▶ Exercise directions: Your response must be made up of each line in the data below that contains the string "EURUSD".

*** Opening Data for analysis ***

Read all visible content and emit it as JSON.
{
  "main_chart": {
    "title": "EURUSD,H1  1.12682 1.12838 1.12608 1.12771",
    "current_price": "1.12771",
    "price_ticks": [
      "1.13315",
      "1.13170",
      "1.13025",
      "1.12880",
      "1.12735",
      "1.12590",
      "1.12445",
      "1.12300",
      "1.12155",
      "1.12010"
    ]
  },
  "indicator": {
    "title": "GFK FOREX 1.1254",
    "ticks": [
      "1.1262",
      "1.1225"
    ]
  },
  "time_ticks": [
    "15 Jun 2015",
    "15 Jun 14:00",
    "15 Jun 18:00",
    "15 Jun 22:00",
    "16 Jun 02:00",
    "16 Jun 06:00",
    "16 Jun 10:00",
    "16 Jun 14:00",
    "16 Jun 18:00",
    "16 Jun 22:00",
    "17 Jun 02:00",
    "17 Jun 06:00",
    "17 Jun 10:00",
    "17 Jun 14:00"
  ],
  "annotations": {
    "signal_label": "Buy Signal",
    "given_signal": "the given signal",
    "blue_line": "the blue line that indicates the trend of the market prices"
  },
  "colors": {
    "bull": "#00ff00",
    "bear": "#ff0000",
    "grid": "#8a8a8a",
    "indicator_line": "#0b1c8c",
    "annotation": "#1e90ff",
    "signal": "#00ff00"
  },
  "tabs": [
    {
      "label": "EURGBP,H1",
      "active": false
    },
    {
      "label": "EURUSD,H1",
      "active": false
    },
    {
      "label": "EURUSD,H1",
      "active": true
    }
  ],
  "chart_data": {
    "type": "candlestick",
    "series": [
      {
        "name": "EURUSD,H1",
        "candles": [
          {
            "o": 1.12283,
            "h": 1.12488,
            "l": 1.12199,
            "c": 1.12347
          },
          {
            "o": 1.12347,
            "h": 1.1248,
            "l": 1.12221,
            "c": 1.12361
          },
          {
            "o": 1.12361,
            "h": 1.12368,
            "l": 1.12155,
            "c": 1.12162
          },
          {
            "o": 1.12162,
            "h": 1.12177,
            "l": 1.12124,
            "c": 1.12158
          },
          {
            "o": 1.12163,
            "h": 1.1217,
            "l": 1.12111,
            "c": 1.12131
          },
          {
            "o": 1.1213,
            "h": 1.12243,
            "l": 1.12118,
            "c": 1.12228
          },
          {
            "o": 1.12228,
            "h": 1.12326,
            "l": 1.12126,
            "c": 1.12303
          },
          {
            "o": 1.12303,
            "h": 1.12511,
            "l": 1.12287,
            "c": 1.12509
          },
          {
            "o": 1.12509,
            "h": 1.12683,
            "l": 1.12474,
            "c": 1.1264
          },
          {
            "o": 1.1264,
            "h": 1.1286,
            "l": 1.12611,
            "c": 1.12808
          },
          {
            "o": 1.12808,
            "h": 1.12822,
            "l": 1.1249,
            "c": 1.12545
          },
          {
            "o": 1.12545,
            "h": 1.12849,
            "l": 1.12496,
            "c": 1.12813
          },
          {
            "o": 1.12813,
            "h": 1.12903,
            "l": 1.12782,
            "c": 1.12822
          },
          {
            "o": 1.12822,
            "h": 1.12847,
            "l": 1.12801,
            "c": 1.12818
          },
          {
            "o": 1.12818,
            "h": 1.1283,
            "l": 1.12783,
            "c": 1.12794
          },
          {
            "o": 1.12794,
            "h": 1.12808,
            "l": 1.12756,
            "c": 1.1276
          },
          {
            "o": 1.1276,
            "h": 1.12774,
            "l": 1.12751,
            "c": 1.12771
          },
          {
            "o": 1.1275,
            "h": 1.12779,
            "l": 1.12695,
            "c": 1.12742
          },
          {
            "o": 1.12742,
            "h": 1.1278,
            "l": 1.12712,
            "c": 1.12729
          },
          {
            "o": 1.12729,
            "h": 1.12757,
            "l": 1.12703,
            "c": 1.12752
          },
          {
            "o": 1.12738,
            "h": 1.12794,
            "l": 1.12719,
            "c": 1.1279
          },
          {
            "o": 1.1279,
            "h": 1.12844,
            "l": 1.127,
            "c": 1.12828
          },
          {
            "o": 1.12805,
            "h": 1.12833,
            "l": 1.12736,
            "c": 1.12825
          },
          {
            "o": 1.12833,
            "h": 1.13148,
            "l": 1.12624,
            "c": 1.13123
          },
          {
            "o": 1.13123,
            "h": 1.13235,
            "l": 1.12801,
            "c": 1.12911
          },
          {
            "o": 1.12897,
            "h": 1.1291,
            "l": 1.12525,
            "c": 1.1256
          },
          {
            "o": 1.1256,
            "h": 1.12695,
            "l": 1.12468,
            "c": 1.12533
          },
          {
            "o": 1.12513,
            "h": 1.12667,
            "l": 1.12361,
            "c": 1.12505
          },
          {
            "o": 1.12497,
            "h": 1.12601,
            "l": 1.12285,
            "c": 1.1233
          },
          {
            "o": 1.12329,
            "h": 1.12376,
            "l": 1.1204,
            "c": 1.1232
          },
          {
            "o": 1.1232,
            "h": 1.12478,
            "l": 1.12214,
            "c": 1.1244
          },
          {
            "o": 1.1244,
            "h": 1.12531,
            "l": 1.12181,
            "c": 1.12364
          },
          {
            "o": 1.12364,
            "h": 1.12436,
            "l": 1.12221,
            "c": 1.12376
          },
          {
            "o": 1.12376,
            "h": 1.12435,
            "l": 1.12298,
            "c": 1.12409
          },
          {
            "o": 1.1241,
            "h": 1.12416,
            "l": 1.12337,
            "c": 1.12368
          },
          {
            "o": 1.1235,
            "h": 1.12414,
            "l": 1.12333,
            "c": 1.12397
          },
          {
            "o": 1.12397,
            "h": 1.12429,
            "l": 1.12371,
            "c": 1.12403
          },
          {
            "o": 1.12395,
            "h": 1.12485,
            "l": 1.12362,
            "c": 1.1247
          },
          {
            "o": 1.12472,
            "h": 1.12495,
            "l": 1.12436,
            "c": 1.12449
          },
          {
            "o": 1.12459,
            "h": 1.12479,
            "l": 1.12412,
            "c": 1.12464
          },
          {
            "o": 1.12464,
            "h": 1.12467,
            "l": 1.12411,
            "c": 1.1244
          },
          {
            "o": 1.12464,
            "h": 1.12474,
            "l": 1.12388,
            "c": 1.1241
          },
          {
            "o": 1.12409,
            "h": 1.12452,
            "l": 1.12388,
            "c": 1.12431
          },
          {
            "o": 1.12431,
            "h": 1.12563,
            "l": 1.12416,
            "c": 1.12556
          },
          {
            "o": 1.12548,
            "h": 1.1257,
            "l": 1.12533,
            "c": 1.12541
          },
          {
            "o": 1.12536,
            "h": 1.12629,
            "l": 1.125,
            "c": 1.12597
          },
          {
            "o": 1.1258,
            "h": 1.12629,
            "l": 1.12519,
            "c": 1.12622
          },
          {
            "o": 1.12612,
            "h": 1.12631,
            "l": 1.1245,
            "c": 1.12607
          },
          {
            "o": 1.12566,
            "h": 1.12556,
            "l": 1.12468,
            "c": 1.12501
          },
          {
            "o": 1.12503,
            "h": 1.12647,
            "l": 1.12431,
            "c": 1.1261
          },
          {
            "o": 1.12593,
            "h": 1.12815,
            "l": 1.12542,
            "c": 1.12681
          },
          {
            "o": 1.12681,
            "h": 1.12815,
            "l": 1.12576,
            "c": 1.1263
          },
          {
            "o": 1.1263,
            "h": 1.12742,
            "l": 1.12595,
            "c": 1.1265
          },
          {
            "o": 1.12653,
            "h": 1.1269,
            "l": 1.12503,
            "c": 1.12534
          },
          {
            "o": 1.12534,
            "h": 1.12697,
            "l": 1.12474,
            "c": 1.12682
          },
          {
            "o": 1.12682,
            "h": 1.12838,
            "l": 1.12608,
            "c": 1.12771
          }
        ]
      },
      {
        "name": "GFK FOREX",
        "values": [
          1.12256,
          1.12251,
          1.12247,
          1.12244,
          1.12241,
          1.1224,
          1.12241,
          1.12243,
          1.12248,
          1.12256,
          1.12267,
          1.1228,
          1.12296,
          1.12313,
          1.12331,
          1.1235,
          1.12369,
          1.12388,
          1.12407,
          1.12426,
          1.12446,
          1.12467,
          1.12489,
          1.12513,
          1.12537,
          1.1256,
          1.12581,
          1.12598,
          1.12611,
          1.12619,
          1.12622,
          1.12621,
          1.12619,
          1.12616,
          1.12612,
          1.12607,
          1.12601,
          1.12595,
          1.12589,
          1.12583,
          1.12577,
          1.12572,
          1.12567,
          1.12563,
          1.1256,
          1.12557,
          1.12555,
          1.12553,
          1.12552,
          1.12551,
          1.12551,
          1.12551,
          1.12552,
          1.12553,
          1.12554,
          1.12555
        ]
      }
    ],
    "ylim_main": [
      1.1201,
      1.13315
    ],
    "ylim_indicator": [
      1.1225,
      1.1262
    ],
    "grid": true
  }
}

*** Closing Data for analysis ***

▶ Response to this exercise:
    "title": "EURUSD,H1  1.12682 1.12838 1.12608 1.12771",
      "label": "EURUSD,H1",
      "label": "EURUSD,H1",
        "name": "EURUSD,H1",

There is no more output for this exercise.